With Christmas coming around, some families are buying up big for the little ones. But material things don’t always equal happiness. This is the chance for parents and guardians to do some early childhood education sessions of their own to teach their children the meaning of Christmas.
Christmas and the summer holidays is a time for the family to spend together. With both parents working most of the year, this time should be cherished and used as a childhood education tool. Quality time with the ones you love is something to appreciate. Do family activities together, things you don’t get time for during the year. Take the kids to see the Christmas lights around Brisbane for a few nights. Look at the Christmas windows in the Queen Street Myer.

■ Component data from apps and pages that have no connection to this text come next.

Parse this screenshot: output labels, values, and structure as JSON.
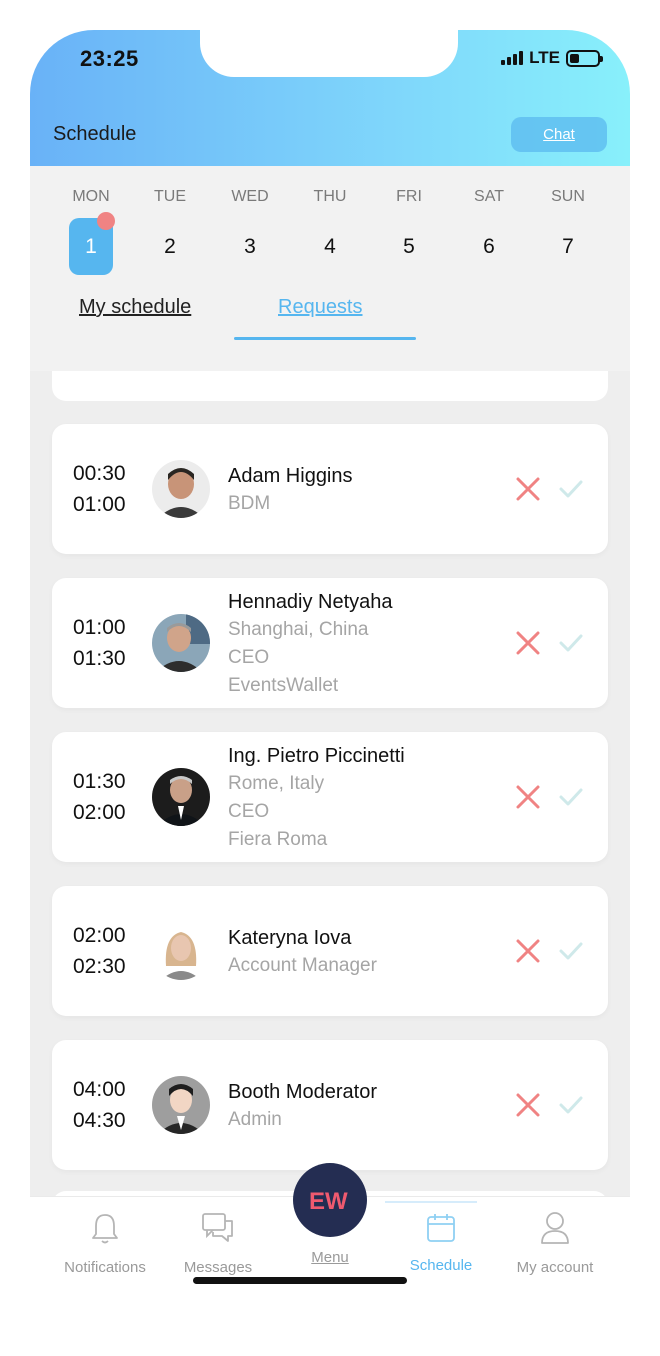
{
  "status_bar": {
    "time": "23:25",
    "network": "LTE"
  },
  "header": {
    "title": "Schedule",
    "chat_label": "Chat"
  },
  "calendar": {
    "days": [
      {
        "name": "MON",
        "num": "1"
      },
      {
        "name": "TUE",
        "num": "2"
      },
      {
        "name": "WED",
        "num": "3"
      },
      {
        "name": "THU",
        "num": "4"
      },
      {
        "name": "FRI",
        "num": "5"
      },
      {
        "name": "SAT",
        "num": "6"
      },
      {
        "name": "SUN",
        "num": "7"
      }
    ],
    "selected_day": "1"
  },
  "tabs": {
    "my_schedule": "My schedule",
    "requests": "Requests",
    "active": "Requests"
  },
  "requests": [
    {
      "start": "00:30",
      "end": "01:00",
      "name": "Adam Higgins",
      "details": [
        "BDM"
      ]
    },
    {
      "start": "01:00",
      "end": "01:30",
      "name": "Hennadiy Netyaha",
      "details": [
        "Shanghai, China",
        "CEO",
        "EventsWallet"
      ]
    },
    {
      "start": "01:30",
      "end": "02:00",
      "name": "Ing. Pietro Piccinetti",
      "details": [
        "Rome, Italy",
        "CEO",
        "Fiera Roma"
      ]
    },
    {
      "start": "02:00",
      "end": "02:30",
      "name": "Kateryna Iova",
      "details": [
        "Account Manager"
      ]
    },
    {
      "start": "04:00",
      "end": "04:30",
      "name": "Booth Moderator",
      "details": [
        "Admin"
      ]
    }
  ],
  "nav": {
    "notifications": "Notifications",
    "messages": "Messages",
    "menu": "Menu",
    "menu_logo": "EW",
    "schedule": "Schedule",
    "account": "My account",
    "active": "Schedule"
  },
  "colors": {
    "accent": "#56b6ef",
    "reject": "#f08383",
    "accept": "#cfe9ea",
    "menu_button": "#242d52"
  }
}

As a unique form of childhood education, pass on the traditions you remember from your own Christmases when you were little. Your parents/guardians were your main role model during your early years, and now the baton is passed on to you. What do you remember doing with your family? Did you help bake treats? Decorate the tree?
In Parenting.com’s article 5 ways to raise a grateful child, one strategy is to encourage donations during the festive season. From age 3, kids can grasp the concept that everyone lives in different circumstances. Volunteering, donating money, food and other items under Kmart’s Christmas tree for example, is a good way to start.
In Eskay’s childhood education centre, the children do a lot of creative activities like drawing, beading and making their own jewellry. You can apply this to your own home and ask them to make their own Christmas card/drawing for someone. This can be another relative or the local charity. Elderly care homes and hospitals with volunteer programs will truly appreciate a child’s Christmas message because they know it’s made with heart.
Childhood education doesn’t stop during the holidays. Kids are learning all the time, except for when they sleep. Use these holidays to make them more appreciative of what they already have; love, home and family. Go to Christmas displays together. Donate to the less fortunate. One day your children will pass these ‘traditions’ on, to